Problem requirements:
Only lines holding "name" are needed; copy each of them from the data below.

The input:
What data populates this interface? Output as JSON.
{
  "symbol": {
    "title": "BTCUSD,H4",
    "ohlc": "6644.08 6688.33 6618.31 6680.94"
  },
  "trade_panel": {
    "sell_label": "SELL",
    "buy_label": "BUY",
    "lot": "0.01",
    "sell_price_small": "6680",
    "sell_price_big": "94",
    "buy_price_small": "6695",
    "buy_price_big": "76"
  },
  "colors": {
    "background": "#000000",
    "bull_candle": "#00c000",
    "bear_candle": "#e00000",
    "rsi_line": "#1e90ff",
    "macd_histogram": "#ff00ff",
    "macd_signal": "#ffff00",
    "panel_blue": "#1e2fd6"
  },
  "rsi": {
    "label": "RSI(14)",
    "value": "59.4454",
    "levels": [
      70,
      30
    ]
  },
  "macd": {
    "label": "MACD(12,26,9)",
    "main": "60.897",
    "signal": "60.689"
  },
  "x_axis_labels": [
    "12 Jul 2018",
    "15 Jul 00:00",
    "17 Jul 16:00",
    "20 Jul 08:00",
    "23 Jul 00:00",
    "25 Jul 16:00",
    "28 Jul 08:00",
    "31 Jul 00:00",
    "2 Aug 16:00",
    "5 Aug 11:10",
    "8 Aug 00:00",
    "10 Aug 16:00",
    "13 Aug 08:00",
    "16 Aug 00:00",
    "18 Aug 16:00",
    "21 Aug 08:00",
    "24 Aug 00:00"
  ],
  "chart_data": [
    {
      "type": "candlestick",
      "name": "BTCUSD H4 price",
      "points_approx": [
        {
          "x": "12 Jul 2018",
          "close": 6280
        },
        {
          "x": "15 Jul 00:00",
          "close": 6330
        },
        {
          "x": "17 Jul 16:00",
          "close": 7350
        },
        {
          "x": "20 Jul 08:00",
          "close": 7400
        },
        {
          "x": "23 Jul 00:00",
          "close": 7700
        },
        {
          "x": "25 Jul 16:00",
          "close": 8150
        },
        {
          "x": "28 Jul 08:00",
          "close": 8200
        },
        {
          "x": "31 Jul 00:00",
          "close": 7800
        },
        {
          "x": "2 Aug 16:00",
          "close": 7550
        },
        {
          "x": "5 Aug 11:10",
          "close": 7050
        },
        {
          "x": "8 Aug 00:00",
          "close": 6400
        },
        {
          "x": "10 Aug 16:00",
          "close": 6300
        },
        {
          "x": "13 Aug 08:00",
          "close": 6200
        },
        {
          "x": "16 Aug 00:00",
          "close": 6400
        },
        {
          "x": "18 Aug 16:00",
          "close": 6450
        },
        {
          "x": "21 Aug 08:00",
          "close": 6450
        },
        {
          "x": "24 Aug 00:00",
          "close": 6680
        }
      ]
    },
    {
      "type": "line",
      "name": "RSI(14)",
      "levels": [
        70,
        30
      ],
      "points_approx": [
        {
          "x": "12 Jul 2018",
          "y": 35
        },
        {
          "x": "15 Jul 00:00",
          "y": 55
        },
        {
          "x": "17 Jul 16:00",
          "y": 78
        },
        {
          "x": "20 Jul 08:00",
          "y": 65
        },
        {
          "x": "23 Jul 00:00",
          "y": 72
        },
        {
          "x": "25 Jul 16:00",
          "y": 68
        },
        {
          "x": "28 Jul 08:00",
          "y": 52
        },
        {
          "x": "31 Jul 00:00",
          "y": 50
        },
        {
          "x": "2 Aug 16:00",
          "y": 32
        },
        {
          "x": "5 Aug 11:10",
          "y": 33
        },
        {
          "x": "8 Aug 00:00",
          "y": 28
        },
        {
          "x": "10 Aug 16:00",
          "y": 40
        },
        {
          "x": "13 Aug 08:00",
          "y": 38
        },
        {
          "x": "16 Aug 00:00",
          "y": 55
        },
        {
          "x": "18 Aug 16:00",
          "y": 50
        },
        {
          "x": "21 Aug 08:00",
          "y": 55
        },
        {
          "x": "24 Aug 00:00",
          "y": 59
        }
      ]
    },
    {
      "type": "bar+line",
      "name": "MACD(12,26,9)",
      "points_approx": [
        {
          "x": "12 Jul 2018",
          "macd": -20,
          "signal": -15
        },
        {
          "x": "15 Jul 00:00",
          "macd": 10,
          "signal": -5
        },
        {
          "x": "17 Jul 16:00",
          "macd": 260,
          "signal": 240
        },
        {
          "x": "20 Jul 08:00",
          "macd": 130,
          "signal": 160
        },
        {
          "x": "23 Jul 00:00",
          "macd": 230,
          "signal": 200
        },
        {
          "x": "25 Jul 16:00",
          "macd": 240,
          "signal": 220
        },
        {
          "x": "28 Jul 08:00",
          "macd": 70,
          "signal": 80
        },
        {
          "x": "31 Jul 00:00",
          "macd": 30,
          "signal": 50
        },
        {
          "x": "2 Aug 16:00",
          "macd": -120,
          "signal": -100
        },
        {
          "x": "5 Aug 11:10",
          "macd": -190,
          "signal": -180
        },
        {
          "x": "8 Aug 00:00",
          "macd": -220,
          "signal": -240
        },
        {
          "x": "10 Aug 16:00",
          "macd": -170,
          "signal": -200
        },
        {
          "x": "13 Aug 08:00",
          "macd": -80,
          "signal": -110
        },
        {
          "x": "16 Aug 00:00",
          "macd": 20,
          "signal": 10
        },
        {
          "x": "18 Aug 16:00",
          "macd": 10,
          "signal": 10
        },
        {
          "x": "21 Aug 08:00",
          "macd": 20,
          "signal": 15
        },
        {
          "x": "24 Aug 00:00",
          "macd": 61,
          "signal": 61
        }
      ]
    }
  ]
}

Task solution:
      "name": "BTCUSD H4 price",
      "name": "RSI(14)",
      "name": "MACD(12,26,9)",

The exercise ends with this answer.